Right now there’s a big hype about Machine learning and Big Data all around in the tech world. This is not surprising as they have played a significant role in Automation, Business advancements and predictions. But along with them Deep Learning is also now becoming a popular term in recent times. One interesting fact about deep learning is that it was abandoned in late 1980s, but later in 2007 Geoffrey Hinton brought an algorithm which all over again has invoked research in it.
I have completed almost 2 months of internship in DecisionStats. It has been a great learning experience. This internship helped me in improving a wide range of skills like programming, analytics, statistics etc. Every morning I was given an Assignment by Ajay Ohri, my guide during the internship, which I was supposed to finish by evening. A typical assignment involves understanding a concept and writing code.
Some links of the work I did during Internship:- Continue reading “Internship Experience of working in DecisionStats”
A Jupyter Notebook contains both computer code (e.g. python, mysql) and rich text elements (paragraph, equations, figures, links, etc…) which are both human-readable documents containing the analysis description and the results (figures, tables, etc..) as well as executable documents which can be run to perform data analysis. It’s really helpful if you want to communicate your code or results to others and provides a great developing environment.
To get started install Anaconda on your machine–
Continue reading “Performing Data analytics with Jupyter(formerly ipython)”
Today I’ve started my internship at Decisionstats. I was briefed by Ajay Ohri, founder, that this internship is going to be all about learning and I’ll be writing about things which are useful for others as well. During this two months internship I’ll be assisting him in solving problems here “https://github.com/decisionstats/pythonfordatascience” and developing open source tutorials for them. He explained that the purpose of doing this is that everyone can learn from it and will also help in elevating my data science brand value.
Decision trees are a common technique used in data mining to predict a target value based on several input data. Prediction of output value involves testing of input sample on certain rules. Each terminal node of the tree represents the output to which sample it belongs. To figure out the output, we start at the root node of the tree, and ask a sequence of questions about the features. The interior nodes are labeled with questions, and the edges or branches between them labeled by the answers and based on the attributes you eventually end in a particular leaf.
Big Data possibly now has become the most used term in the tech world for this decade. Everybody is talking about it and everybody have their own understanding towards it which has made its definition quite ambiguous. Let us deconstruct this term with a situation. Suppose you are creating a database for movie ratings where rows indicate user IDs, columns indicate movies and the values of the cells indicates rating(0-5) given by user to the corresponding movie. Now this data is likely to be sparse as you can’t have a situation where all users have rated all movies. In real world situation you can conceive the sparsity of this database and the cost it takes to store this huge database/matrix.
No_of_samples are samples which will remain in your data set for each label after you execute the following code:-

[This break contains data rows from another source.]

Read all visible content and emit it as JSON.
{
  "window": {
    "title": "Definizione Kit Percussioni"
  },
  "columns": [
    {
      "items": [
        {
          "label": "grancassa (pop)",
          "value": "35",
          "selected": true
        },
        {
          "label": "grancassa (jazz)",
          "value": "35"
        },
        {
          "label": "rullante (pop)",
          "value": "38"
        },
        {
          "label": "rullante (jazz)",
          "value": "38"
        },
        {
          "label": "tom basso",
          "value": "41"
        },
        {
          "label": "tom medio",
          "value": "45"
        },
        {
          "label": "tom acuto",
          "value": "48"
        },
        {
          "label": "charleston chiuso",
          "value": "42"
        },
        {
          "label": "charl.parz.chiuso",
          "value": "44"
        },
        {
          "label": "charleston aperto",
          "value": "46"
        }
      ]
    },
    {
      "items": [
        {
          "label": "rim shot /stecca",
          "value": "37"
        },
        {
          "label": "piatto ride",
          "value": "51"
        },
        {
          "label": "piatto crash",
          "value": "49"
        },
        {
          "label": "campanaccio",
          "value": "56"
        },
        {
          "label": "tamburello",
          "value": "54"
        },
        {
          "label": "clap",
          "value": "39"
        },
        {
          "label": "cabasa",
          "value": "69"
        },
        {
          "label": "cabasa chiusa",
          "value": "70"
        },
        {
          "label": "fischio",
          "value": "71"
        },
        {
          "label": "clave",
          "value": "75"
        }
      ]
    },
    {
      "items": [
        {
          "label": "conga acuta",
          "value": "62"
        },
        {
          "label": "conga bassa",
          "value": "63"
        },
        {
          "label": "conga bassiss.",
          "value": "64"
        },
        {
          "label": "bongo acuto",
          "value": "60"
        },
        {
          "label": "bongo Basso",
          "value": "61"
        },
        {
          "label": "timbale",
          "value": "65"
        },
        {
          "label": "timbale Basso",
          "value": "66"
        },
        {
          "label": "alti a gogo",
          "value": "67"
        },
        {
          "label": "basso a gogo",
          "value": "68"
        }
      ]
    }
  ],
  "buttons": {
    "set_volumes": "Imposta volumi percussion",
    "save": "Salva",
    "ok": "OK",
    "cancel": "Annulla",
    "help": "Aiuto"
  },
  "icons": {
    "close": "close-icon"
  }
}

classes = unique(labels); for i=1:numel(classes) cur_class_ind = find(labels==classes(i)); ind_to_remove = cur_class_ind(randperm(numel(cur_class_ind))); ind_to_remove = ind_to_remove(1:(numel(cur_class_ind) - no_of_samples)); labels(ind_to_remove,:) = ; data(ind_to_remove,:) = ; end
Here ‘data’ is your input dataset with m x n dimension(m=number of samples which we are trying to crop and n =number of features) and ‘labels’ is your vector containing output classes for every corresponding input sample.
If you are a researcher and works in Machine Learning then your work certainly would involve data processing on Matlab. Feature engineering involves extracting features from large number of files(usually csv) and these files need to be parsed so they can be loaded iteratively and processed.
Theano is a popular Python’s meta programming framework used for Deep Learning on top of either CPU or GPU. Purpose of this blog is to suggest some tips which you can incorporate if you are getting trouble while performing Deep Learning on your problem.
- Constant Validation Error– If you have just started with Theano and are applying logistic regression model to your problem (MNIST’s Digit recognition is not considered as problem here), then you are likely to get constant validation error while training. If that happens you need to fix your learning rate by determining the optimal one. Start with 0.1 and keep reducing it by a factor of 10 after every epoch until you see a fall in validation error and then use that learning rate for training. Tip- Whenever you initiate training always start with a smaller dataset, say 500-1000 samples, and try to overfit your model. Give same Dataset to training, validation and test. You should get a 100% test error. Your network should have more number of nodes compared to your input so that it can fit. If this is not happening certainly there’s some bug in your implementation.
- Gaussian Initialization– By default Theano developers have set Initialization of weights to random uniform distribution. Change it to Gaussian(normal) Distribution, you are then likely to get improved results.
This implementation is to be done in this code – link
Install scikit-learn library and then import-
from sklearn.metrics import confusion_matrix
Define this theano function to obtain predicted labels from your logistic regression model.